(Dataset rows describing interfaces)

################

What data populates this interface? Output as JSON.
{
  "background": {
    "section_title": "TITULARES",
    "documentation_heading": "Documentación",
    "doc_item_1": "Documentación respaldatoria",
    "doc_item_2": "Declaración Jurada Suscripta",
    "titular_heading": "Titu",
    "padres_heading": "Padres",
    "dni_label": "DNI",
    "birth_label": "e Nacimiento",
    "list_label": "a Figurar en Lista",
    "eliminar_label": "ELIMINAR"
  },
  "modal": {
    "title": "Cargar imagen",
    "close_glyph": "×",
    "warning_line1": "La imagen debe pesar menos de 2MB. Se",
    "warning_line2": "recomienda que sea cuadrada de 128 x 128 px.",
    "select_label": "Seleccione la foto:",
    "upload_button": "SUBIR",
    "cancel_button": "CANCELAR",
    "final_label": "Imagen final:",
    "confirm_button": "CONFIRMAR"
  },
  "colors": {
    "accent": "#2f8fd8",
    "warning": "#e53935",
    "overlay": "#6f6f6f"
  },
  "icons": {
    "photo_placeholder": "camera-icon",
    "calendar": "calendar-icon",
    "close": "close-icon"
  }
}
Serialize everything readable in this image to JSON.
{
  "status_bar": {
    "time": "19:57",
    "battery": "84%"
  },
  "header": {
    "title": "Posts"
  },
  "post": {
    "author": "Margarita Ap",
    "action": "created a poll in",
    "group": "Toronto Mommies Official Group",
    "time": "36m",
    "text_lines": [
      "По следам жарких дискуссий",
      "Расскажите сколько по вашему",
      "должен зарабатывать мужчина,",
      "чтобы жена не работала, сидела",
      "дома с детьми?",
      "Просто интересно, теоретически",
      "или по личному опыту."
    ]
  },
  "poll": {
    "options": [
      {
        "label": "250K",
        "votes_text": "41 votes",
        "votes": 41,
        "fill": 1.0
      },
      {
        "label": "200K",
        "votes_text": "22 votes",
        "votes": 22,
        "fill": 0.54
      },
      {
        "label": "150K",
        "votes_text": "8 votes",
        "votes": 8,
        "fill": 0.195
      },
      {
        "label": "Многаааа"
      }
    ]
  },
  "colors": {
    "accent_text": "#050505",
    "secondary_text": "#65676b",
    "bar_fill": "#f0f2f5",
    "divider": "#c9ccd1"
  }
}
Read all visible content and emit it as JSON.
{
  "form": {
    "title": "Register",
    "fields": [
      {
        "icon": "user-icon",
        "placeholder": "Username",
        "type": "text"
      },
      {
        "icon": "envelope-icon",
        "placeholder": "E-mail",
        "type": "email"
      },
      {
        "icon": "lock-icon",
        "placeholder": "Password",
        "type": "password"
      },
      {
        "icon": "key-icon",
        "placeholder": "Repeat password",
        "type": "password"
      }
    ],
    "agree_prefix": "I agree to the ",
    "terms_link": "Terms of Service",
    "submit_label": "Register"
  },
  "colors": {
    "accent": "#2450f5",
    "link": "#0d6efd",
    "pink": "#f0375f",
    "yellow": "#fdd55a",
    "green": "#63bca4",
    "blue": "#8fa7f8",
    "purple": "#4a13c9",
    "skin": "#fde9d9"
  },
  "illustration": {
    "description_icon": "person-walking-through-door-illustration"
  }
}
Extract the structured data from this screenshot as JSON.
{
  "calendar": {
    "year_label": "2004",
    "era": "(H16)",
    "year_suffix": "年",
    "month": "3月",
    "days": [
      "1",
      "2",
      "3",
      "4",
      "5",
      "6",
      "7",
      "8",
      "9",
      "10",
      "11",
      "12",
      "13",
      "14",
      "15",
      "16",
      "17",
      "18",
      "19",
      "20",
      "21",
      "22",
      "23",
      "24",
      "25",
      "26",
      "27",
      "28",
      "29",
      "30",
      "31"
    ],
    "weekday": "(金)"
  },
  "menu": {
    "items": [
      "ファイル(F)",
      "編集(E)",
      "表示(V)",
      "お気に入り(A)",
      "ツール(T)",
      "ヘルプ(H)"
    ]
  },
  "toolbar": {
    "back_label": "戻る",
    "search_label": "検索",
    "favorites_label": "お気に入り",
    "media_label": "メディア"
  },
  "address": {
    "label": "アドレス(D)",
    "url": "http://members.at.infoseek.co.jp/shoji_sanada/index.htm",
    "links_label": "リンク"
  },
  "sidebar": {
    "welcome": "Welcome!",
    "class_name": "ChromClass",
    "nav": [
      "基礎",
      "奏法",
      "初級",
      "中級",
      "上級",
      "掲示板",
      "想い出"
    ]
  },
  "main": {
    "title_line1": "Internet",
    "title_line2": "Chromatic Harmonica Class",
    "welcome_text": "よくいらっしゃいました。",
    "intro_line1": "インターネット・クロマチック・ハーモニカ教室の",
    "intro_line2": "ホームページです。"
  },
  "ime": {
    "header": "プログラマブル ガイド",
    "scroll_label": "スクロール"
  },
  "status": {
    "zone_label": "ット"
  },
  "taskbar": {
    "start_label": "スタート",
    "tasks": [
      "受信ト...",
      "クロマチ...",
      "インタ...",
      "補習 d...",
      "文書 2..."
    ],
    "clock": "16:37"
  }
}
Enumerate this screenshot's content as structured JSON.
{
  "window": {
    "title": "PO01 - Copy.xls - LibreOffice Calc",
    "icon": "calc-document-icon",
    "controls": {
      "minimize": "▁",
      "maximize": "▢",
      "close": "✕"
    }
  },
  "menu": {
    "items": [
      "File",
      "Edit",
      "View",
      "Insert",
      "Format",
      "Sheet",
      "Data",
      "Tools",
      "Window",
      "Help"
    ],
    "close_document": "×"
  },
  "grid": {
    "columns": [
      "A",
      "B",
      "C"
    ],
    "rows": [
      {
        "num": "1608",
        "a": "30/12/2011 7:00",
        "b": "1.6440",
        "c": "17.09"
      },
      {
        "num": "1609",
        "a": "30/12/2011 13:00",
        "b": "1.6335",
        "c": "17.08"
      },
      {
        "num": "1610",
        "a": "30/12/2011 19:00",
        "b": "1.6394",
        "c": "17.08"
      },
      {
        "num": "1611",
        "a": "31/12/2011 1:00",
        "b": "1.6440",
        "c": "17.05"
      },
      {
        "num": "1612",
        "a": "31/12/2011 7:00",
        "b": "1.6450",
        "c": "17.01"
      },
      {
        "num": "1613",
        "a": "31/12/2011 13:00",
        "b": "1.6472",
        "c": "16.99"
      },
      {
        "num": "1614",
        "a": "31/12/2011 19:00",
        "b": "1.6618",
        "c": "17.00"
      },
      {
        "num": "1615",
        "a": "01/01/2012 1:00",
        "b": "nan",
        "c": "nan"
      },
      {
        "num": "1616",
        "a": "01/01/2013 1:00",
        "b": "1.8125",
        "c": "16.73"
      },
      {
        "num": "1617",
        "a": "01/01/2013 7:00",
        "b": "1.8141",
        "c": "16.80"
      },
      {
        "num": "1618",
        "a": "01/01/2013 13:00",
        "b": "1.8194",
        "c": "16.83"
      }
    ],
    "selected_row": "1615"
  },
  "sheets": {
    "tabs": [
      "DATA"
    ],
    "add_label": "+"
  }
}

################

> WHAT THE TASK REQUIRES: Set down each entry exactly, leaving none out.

> RESULT FOR THIS EXERCISE:
What data populates this interface? Output as JSON.
{
  "background": {
    "section_title": "TITULARES",
    "documentation_heading": "Documentación",
    "doc_item_1": "Documentación respaldatoria",
    "doc_item_2": "Declaración Jurada Suscripta",
    "titular_heading": "Titu",
    "padres_heading": "Padres",
    "dni_label": "DNI",
    "birth_label": "e Nacimiento",
    "list_label": "a Figurar en Lista",
    "eliminar_label": "ELIMINAR"
  },
  "modal": {
    "title": "Cargar imagen",
    "close_glyph": "×",
    "warning_line1": "La imagen debe pesar menos de 2MB. Se",
    "warning_line2": "recomienda que sea cuadrada de 128 x 128 px.",
    "select_label": "Seleccione la foto:",
    "upload_button": "SUBIR",
    "cancel_button": "CANCELAR",
    "final_label": "Imagen final:",
    "confirm_button": "CONFIRMAR"
  },
  "colors": {
    "accent": "#2f8fd8",
    "warning": "#e53935",
    "overlay": "#6f6f6f"
  },
  "icons": {
    "photo_placeholder": "camera-icon",
    "calendar": "calendar-icon",
    "close": "close-icon"
  }
}
Serialize everything readable in this image to JSON.
{
  "status_bar": {
    "time": "19:57",
    "battery": "84%"
  },
  "header": {
    "title": "Posts"
  },
  "post": {
    "author": "Margarita Ap",
    "action": "created a poll in",
    "group": "Toronto Mommies Official Group",
    "time": "36m",
    "text_lines": [
      "По следам жарких дискуссий",
      "Расскажите сколько по вашему",
      "должен зарабатывать мужчина,",
      "чтобы жена не работала, сидела",
      "дома с детьми?",
      "Просто интересно, теоретически",
      "или по личному опыту."
    ]
  },
  "poll": {
    "options": [
      {
        "label": "250K",
        "votes_text": "41 votes",
        "votes": 41,
        "fill": 1.0
      },
      {
        "label": "200K",
        "votes_text": "22 votes",
        "votes": 22,
        "fill": 0.54
      },
      {
        "label": "150K",
        "votes_text": "8 votes",
        "votes": 8,
        "fill": 0.195
      },
      {
        "label": "Многаааа"
      }
    ]
  },
  "colors": {
    "accent_text": "#050505",
    "secondary_text": "#65676b",
    "bar_fill": "#f0f2f5",
    "divider": "#c9ccd1"
  }
}
Read all visible content and emit it as JSON.
{
  "form": {
    "title": "Register",
    "fields": [
      {
        "icon": "user-icon",
        "placeholder": "Username",
        "type": "text"
      },
      {
        "icon": "envelope-icon",
        "placeholder": "E-mail",
        "type": "email"
      },
      {
        "icon": "lock-icon",
        "placeholder": "Password",
        "type": "password"
      },
      {
        "icon": "key-icon",
        "placeholder": "Repeat password",
        "type": "password"
      }
    ],
    "agree_prefix": "I agree to the ",
    "terms_link": "Terms of Service",
    "submit_label": "Register"
  },
  "colors": {
    "accent": "#2450f5",
    "link": "#0d6efd",
    "pink": "#f0375f",
    "yellow": "#fdd55a",
    "green": "#63bca4",
    "blue": "#8fa7f8",
    "purple": "#4a13c9",
    "skin": "#fde9d9"
  },
  "illustration": {
    "description_icon": "person-walking-through-door-illustration"
  }
}
Extract the structured data from this screenshot as JSON.
{
  "calendar": {
    "year_label": "2004",
    "era": "(H16)",
    "year_suffix": "年",
    "month": "3月",
    "days": [
      "1",
      "2",
      "3",
      "4",
      "5",
      "6",
      "7",
      "8",
      "9",
      "10",
      "11",
      "12",
      "13",
      "14",
      "15",
      "16",
      "17",
      "18",
      "19",
      "20",
      "21",
      "22",
      "23",
      "24",
      "25",
      "26",
      "27",
      "28",
      "29",
      "30",
      "31"
    ],
    "weekday": "(金)"
  },
  "menu": {
    "items": [
      "ファイル(F)",
      "編集(E)",
      "表示(V)",
      "お気に入り(A)",
      "ツール(T)",
      "ヘルプ(H)"
    ]
  },
  "toolbar": {
    "back_label": "戻る",
    "search_label": "検索",
    "favorites_label": "お気に入り",
    "media_label": "メディア"
  },
  "address": {
    "label": "アドレス(D)",
    "url": "http://members.at.infoseek.co.jp/shoji_sanada/index.htm",
    "links_label": "リンク"
  },
  "sidebar": {
    "welcome": "Welcome!",
    "class_name": "ChromClass",
    "nav": [
      "基礎",
      "奏法",
      "初級",
      "中級",
      "上級",
      "掲示板",
      "想い出"
    ]
  },
  "main": {
    "title_line1": "Internet",
    "title_line2": "Chromatic Harmonica Class",
    "welcome_text": "よくいらっしゃいました。",
    "intro_line1": "インターネット・クロマチック・ハーモニカ教室の",
    "intro_line2": "ホームページです。"
  },
  "ime": {
    "header": "プログラマブル ガイド",
    "scroll_label": "スクロール"
  },
  "status": {
    "zone_label": "ット"
  },
  "taskbar": {
    "start_label": "スタート",
    "tasks": [
      "受信ト...",
      "クロマチ...",
      "インタ...",
      "補習 d...",
      "文書 2..."
    ],
    "clock": "16:37"
  }
}
Enumerate this screenshot's content as structured JSON.
{
  "window": {
    "title": "PO01 - Copy.xls - LibreOffice Calc",
    "icon": "calc-document-icon",
    "controls": {
      "minimize": "▁",
      "maximize": "▢",
      "close": "✕"
    }
  },
  "menu": {
    "items": [
      "File",
      "Edit",
      "View",
      "Insert",
      "Format",
      "Sheet",
      "Data",
      "Tools",
      "Window",
      "Help"
    ],
    "close_document": "×"
  },
  "grid": {
    "columns": [
      "A",
      "B",
      "C"
    ],
    "rows": [
      {
        "num": "1608",
        "a": "30/12/2011 7:00",
        "b": "1.6440",
        "c": "17.09"
      },
      {
        "num": "1609",
        "a": "30/12/2011 13:00",
        "b": "1.6335",
        "c": "17.08"
      },
      {
        "num": "1610",
        "a": "30/12/2011 19:00",
        "b": "1.6394",
        "c": "17.08"
      },
      {
        "num": "1611",
        "a": "31/12/2011 1:00",
        "b": "1.6440",
        "c": "17.05"
      },
      {
        "num": "1612",
        "a": "31/12/2011 7:00",
        "b": "1.6450",
        "c": "17.01"
      },
      {
        "num": "1613",
        "a": "31/12/2011 13:00",
        "b": "1.6472",
        "c": "16.99"
      },
      {
        "num": "1614",
        "a": "31/12/2011 19:00",
        "b": "1.6618",
        "c": "17.00"
      },
      {
        "num": "1615",
        "a": "01/01/2012 1:00",
        "b": "nan",
        "c": "nan"
      },
      {
        "num": "1616",
        "a": "01/01/2013 1:00",
        "b": "1.8125",
        "c": "16.73"
      },
      {
        "num": "1617",
        "a": "01/01/2013 7:00",
        "b": "1.8141",
        "c": "16.80"
      },
      {
        "num": "1618",
        "a": "01/01/2013 13:00",
        "b": "1.8194",
        "c": "16.83"
      }
    ],
    "selected_row": "1615"
  },
  "sheets": {
    "tabs": [
      "DATA"
    ],
    "add_label": "+"
  }
}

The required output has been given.